__Work required__
Give back all the data below exactly as it is shown.

Dataset records:
• • • • • • •

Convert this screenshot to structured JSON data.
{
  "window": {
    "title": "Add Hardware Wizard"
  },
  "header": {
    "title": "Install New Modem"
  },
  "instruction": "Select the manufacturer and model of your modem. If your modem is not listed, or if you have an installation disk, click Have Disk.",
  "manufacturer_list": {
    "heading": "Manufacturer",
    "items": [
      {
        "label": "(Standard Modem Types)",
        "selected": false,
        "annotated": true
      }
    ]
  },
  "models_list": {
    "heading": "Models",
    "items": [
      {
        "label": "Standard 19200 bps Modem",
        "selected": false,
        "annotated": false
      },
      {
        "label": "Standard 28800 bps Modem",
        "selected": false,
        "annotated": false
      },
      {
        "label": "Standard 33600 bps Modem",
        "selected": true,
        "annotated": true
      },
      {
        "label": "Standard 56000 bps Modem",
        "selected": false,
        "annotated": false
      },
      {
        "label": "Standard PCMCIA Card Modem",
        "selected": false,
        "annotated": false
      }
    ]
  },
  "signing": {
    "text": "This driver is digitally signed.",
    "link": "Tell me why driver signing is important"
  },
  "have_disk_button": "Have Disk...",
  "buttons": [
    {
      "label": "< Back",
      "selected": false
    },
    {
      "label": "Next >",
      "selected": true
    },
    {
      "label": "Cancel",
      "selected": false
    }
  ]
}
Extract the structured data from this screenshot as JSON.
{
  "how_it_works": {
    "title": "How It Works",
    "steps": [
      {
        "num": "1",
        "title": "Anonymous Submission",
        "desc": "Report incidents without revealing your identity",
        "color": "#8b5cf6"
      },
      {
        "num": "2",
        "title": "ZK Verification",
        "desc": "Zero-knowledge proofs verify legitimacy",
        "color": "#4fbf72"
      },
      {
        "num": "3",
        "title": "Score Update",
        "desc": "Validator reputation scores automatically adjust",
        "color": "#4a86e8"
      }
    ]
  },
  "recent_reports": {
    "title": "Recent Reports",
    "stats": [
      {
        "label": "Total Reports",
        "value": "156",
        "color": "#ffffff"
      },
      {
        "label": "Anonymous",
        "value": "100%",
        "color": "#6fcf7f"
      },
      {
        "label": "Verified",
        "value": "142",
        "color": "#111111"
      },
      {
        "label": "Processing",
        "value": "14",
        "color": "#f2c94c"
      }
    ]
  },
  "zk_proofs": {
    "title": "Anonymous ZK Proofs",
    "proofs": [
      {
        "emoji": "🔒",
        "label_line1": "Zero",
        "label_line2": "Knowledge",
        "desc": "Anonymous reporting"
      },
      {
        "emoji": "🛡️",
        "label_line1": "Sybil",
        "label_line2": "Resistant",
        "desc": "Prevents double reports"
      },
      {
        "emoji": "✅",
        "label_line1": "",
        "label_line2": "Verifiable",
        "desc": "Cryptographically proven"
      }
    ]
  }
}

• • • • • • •

__Reply to the task__
Convert this screenshot to structured JSON data.
{
  "window": {
    "title": "Add Hardware Wizard"
  },
  "header": {
    "title": "Install New Modem"
  },
  "instruction": "Select the manufacturer and model of your modem. If your modem is not listed, or if you have an installation disk, click Have Disk.",
  "manufacturer_list": {
    "heading": "Manufacturer",
    "items": [
      {
        "label": "(Standard Modem Types)",
        "selected": false,
        "annotated": true
      }
    ]
  },
  "models_list": {
    "heading": "Models",
    "items": [
      {
        "label": "Standard 19200 bps Modem",
        "selected": false,
        "annotated": false
      },
      {
        "label": "Standard 28800 bps Modem",
        "selected": false,
        "annotated": false
      },
      {
        "label": "Standard 33600 bps Modem",
        "selected": true,
        "annotated": true
      },
      {
        "label": "Standard 56000 bps Modem",
        "selected": false,
        "annotated": false
      },
      {
        "label": "Standard PCMCIA Card Modem",
        "selected": false,
        "annotated": false
      }
    ]
  },
  "signing": {
    "text": "This driver is digitally signed.",
    "link": "Tell me why driver signing is important"
  },
  "have_disk_button": "Have Disk...",
  "buttons": [
    {
      "label": "< Back",
      "selected": false
    },
    {
      "label": "Next >",
      "selected": true
    },
    {
      "label": "Cancel",
      "selected": false
    }
  ]
}
Extract the structured data from this screenshot as JSON.
{
  "how_it_works": {
    "title": "How It Works",
    "steps": [
      {
        "num": "1",
        "title": "Anonymous Submission",
        "desc": "Report incidents without revealing your identity",
        "color": "#8b5cf6"
      },
      {
        "num": "2",
        "title": "ZK Verification",
        "desc": "Zero-knowledge proofs verify legitimacy",
        "color": "#4fbf72"
      },
      {
        "num": "3",
        "title": "Score Update",
        "desc": "Validator reputation scores automatically adjust",
        "color": "#4a86e8"
      }
    ]
  },
  "recent_reports": {
    "title": "Recent Reports",
    "stats": [
      {
        "label": "Total Reports",
        "value": "156",
        "color": "#ffffff"
      },
      {
        "label": "Anonymous",
        "value": "100%",
        "color": "#6fcf7f"
      },
      {
        "label": "Verified",
        "value": "142",
        "color": "#111111"
      },
      {
        "label": "Processing",
        "value": "14",
        "color": "#f2c94c"
      }
    ]
  },
  "zk_proofs": {
    "title": "Anonymous ZK Proofs",
    "proofs": [
      {
        "emoji": "🔒",
        "label_line1": "Zero",
        "label_line2": "Knowledge",
        "desc": "Anonymous reporting"
      },
      {
        "emoji": "🛡️",
        "label_line1": "Sybil",
        "label_line2": "Resistant",
        "desc": "Prevents double reports"
      },
      {
        "emoji": "✅",
        "label_line1": "",
        "label_line2": "Verifiable",
        "desc": "Cryptographically proven"
      }
    ]
  }
}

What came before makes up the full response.